Make sure to hire people that are different than you. Guiding and leading a corporation requires difference skills sets and ways of thinking. Not everyone thinks like a traditional American and getting input from international people and different ethnic groups is essential in succeeding a global economy.
Focus on using referential, reward, and rational persuasion, and personal appeal power when possible. These help people gain respect for you as a leader and create an atmosphere where people want to follow you. Use your charisma carefully and not for personal gain at the cost of others. When trying to influence and motivate others find out what is important to them first.
One Size Fits All Leadership Does Not Work
Human resources departments should monitor the skill sets and traits in each leader who is hired or promoted. Hiring or promoting people who are just like you will end up creating a leadership team with no checks and balances ending in group-think, organizational blindness, or corporate psychosis. Keep an open mind; someone in your group may have a better idea than you.
None of Us are as Smart as All of Us
Thinking that is focused on valuing every team member, will help keep us humble and appreciative of those who surrounded us. Make sure not to judge the leadership of another without taking the situational circumstances into consideration. Remember the best leaders may not be the ones with the highest numbers; they are usually the ones who have successfully lead their team through toughest situations.
Observe, Reflect, and Continuously Improve
In conclusion, we must apply the same technique that Jack did regarding observation, reflection, and personal/corporate continuous improvement. This was the one common thread throughout all his successes (and failures when he did not employ it). This skill alone will cause the current and upcoming generations of leaders to keep open minds, create innovative leadership styles, and always adapt to the ever-changing and shifting markets and work places in which we live and work.

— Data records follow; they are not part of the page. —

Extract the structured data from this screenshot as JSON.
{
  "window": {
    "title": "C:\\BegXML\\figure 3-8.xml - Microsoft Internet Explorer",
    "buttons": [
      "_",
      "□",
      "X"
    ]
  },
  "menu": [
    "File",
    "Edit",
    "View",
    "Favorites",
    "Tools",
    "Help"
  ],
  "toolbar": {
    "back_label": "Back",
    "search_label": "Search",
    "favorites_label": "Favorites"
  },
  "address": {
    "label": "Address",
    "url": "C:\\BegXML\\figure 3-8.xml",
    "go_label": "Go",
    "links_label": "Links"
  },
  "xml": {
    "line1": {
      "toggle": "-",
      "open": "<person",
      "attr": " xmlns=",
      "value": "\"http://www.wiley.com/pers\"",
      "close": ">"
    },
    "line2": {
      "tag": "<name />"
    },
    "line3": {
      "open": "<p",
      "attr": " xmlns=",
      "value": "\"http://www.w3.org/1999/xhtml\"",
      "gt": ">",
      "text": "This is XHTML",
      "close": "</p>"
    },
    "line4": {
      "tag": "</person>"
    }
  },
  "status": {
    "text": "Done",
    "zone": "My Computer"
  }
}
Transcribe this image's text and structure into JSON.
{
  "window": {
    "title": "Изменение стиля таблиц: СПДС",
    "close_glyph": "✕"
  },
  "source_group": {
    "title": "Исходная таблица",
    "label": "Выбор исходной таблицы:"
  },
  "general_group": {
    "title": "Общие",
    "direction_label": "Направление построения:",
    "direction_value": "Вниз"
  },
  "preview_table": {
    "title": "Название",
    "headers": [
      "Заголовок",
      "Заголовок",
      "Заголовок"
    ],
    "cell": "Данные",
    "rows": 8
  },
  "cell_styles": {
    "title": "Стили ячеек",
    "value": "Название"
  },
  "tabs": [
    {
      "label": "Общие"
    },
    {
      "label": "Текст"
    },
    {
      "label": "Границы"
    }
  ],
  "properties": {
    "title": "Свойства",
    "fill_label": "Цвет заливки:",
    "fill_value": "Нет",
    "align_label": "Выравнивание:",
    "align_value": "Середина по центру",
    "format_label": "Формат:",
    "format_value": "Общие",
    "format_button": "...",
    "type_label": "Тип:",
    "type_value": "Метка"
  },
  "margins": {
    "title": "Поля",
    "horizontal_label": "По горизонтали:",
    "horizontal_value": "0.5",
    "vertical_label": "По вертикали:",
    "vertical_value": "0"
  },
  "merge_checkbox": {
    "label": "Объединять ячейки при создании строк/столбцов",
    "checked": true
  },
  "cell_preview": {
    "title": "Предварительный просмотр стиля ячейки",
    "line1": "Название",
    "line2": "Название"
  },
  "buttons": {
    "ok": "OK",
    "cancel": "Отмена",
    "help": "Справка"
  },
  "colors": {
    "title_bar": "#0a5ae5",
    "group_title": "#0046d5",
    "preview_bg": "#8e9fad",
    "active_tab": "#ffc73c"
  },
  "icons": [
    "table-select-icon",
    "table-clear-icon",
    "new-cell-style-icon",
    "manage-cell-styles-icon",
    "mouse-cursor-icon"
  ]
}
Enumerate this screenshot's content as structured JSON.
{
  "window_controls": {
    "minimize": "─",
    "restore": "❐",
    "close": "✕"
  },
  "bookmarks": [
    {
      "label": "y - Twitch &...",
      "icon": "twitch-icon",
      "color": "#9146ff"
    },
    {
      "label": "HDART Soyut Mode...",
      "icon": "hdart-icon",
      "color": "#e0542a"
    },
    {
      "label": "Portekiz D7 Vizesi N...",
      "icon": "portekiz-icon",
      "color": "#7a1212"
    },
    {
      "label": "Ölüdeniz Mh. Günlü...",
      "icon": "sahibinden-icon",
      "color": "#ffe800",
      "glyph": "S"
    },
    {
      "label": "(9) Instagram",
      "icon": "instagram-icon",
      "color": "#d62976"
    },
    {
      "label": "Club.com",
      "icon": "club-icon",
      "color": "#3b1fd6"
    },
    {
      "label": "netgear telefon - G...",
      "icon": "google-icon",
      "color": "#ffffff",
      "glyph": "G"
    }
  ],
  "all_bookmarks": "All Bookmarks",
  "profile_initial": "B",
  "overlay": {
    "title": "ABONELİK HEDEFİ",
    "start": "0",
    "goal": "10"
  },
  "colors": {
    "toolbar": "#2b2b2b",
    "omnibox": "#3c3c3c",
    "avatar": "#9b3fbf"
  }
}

Welch, J., & Byrne, J. (2009). Jack: Straight from the Gut. New York, New York: Werner Books. John A. Byrne, the author of “Jack: Straight from the Gut”, chronicles Jack Welch’s career from college to retirement as CEO of General Electric. The book shares his personal journey as an evolving business professional, manager, and leader. It provides insights into his personal views, values, traits, intelligence, and motives.
Slater, R. (1999). Jack Welch and the GE Way. New York, New York: McGraw-Hill. Robert Slater, the author of “Jack Welch and the GE Way”, looks at Jack as the leader of GE. It provides insights into his behavior, skills, competencies, and experience as a leader. These two sources combined, consider this past American leader, which of his strategies may be relevant, and those that ended in failure as the market place evolved around him.
Hughes, R., Ginnett, R., & Curphy, G. (2015). Leadership: Enhancing the Lessons of Experience. New York, New York: McGraw-Hill.
About the Author
Gregory A. Buschman, PhDc - Greg started his career at age 19 as a young entrepreneur in the construction industry and then found he has a passion for leadership, marketing, and technology. After 13 years as an entrepreneur he entered corporate America, and for 20+ years he has excelled in regional, national, and global leadership roles in information management, digital imaging, and the print manufacturing industries. He holds two summa cum laude master degrees in Marketing and Information Systems, and is a PhD candidate in Creative Leadership for Innovation and Change in a cooperative doctorate through the University of the Virgin Islands, Buffalo State University, and Fielding Graduate University in California. Visit his personal website @ www.gregbuschman.us